▶ _EXERCISE INSTRUCTIONS_:
Return, word for word, every line starting at the line with "Parse this screenshot: output" and ending at the final line of the entries; skip the pictures.

Data records:

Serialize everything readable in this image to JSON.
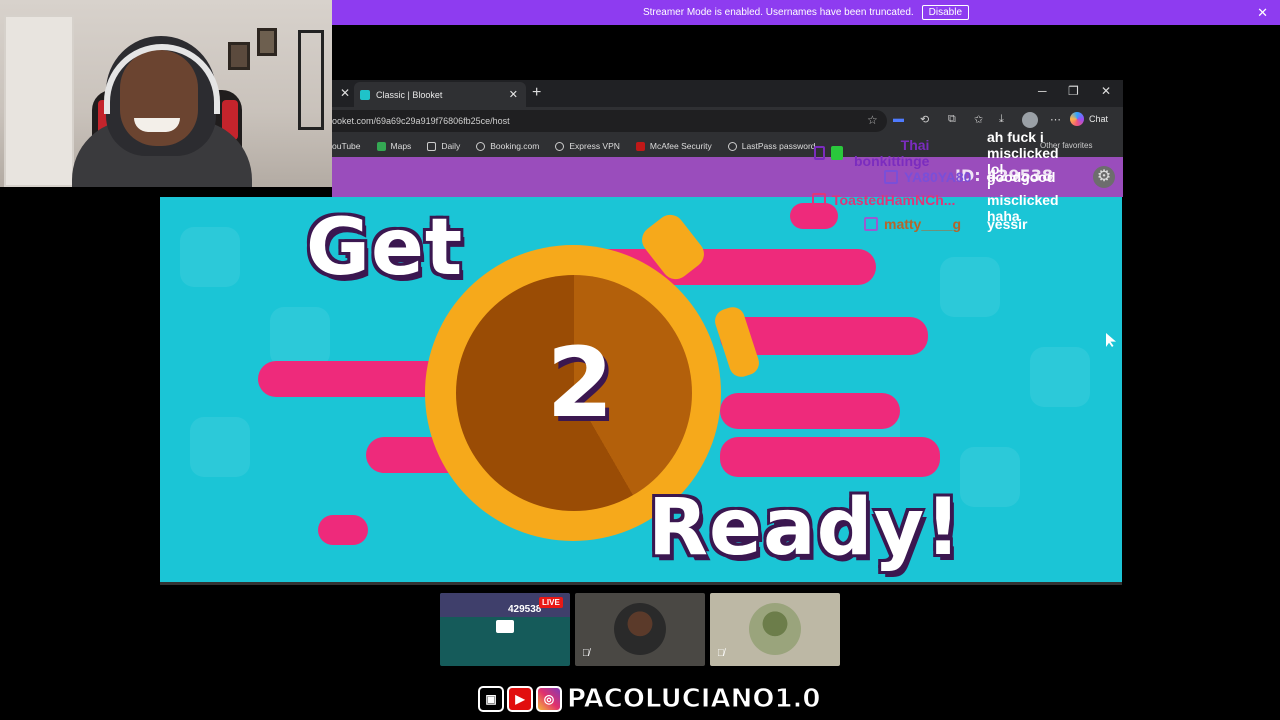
{
  "banner": {
    "text": "Streamer Mode is enabled. Usernames have been truncated.",
    "button": "Disable",
    "close": "✕"
  },
  "browser": {
    "tab_title": "Classic | Blooket",
    "url": "ooket.com/69a69c29a919f76806fb25ce/host",
    "chat_label": "Chat",
    "bookmarks": [
      "ouTube",
      "Maps",
      "Daily",
      "Booking.com",
      "Express VPN",
      "McAfee Security",
      "LastPass password"
    ],
    "other_favorites": "Other favorites",
    "minimize": "─",
    "restore": "❐",
    "close": "✕",
    "new_tab": "+",
    "tab_close": "✕"
  },
  "game": {
    "get": "Get",
    "ready": "Ready!",
    "countdown": "2",
    "game_id": "ID: 429538"
  },
  "chat": [
    {
      "user": "Thai bonkittinge",
      "message": "ah fuck i misclicked lol",
      "color": "#7b2cbf"
    },
    {
      "user": "YA80YA80",
      "message": "goodgood",
      "color": "#7a4fd8"
    },
    {
      "user": "ToastedHamNCh...",
      "message": "i misclicked haha",
      "color": "#e0357a"
    },
    {
      "user": "matty____g",
      "message": "yessir",
      "color": "#b5652b"
    }
  ],
  "tiles": {
    "live": "LIVE",
    "tile1_number": "429538"
  },
  "social": {
    "handle": "PACOLUCIANO1.0"
  },
  "colors": {
    "banner": "#8e3cf0",
    "game_bg": "#1bc5d6",
    "streak": "#ee2a7b",
    "clock": "#f6a91b"
  }
}
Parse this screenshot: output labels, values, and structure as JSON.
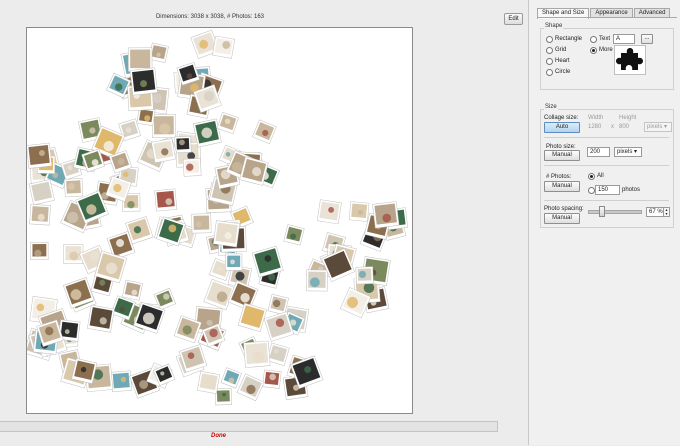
{
  "canvas": {
    "dimensions_label": "Dimensions: 3038 x 3038, # Photos: 163",
    "edit_label": "Edit",
    "status_text": "Done"
  },
  "tabs": [
    {
      "label": "Shape and Size",
      "active": true
    },
    {
      "label": "Appearance",
      "active": false
    },
    {
      "label": "Advanced",
      "active": false
    }
  ],
  "shape": {
    "group_label": "Shape",
    "options": {
      "rectangle": "Rectangle",
      "grid": "Grid",
      "heart": "Heart",
      "circle": "Circle",
      "text": "Text",
      "more": "More"
    },
    "selected": "More",
    "text_value": "A",
    "browse_label": "...",
    "preview_icon": "puzzle-piece-icon"
  },
  "size": {
    "group_label": "Size",
    "collage_size_label": "Collage size:",
    "collage_size_button": "Auto",
    "width_label": "Width",
    "height_label": "Height",
    "width_value": "1280",
    "times_label": "x",
    "height_value": "800",
    "unit_value": "pixels",
    "photo_size_label": "Photo size:",
    "photo_size_button": "Manual",
    "photo_size_value": "200",
    "photo_unit_value": "pixels",
    "photos_label": "# Photos:",
    "photos_button": "Manual",
    "all_label": "All",
    "photos_count_value": "150",
    "photos_suffix": "photos",
    "spacing_label": "Photo spacing:",
    "spacing_button": "Manual",
    "spacing_value": "67 %",
    "spacing_level": 0.0
  },
  "colors": {
    "accent": "#5e8fbf",
    "status_red": "#cc0000"
  }
}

▶ _ANSWER FOR THIS EXERCISE_:
Parse this screenshot: output labels, values, and structure as JSON.
{
  "canvas": {
    "dimensions_label": "Dimensions: 3038 x 3038, # Photos: 163",
    "edit_label": "Edit",
    "status_text": "Done"
  },
  "tabs": [
    {
      "label": "Shape and Size",
      "active": true
    },
    {
      "label": "Appearance",
      "active": false
    },
    {
      "label": "Advanced",
      "active": false
    }
  ],
  "shape": {
    "group_label": "Shape",
    "options": {
      "rectangle": "Rectangle",
      "grid": "Grid",
      "heart": "Heart",
      "circle": "Circle",
      "text": "Text",
      "more": "More"
    },
    "selected": "More",
    "text_value": "A",
    "browse_label": "...",
    "preview_icon": "puzzle-piece-icon"
  },
  "size": {
    "group_label": "Size",
    "collage_size_label": "Collage size:",
    "collage_size_button": "Auto",
    "width_label": "Width",
    "height_label": "Height",
    "width_value": "1280",
    "times_label": "x",
    "height_value": "800",
    "unit_value": "pixels",
    "photo_size_label": "Photo size:",
    "photo_size_button": "Manual",
    "photo_size_value": "200",
    "photo_unit_value": "pixels",
    "photos_label": "# Photos:",
    "photos_button": "Manual",
    "all_label": "All",
    "photos_count_value": "150",
    "photos_suffix": "photos",
    "spacing_label": "Photo spacing:",
    "spacing_button": "Manual",
    "spacing_value": "67 %",
    "spacing_level": 0.0
  },
  "colors": {
    "accent": "#5e8fbf",
    "status_red": "#cc0000"
  }
}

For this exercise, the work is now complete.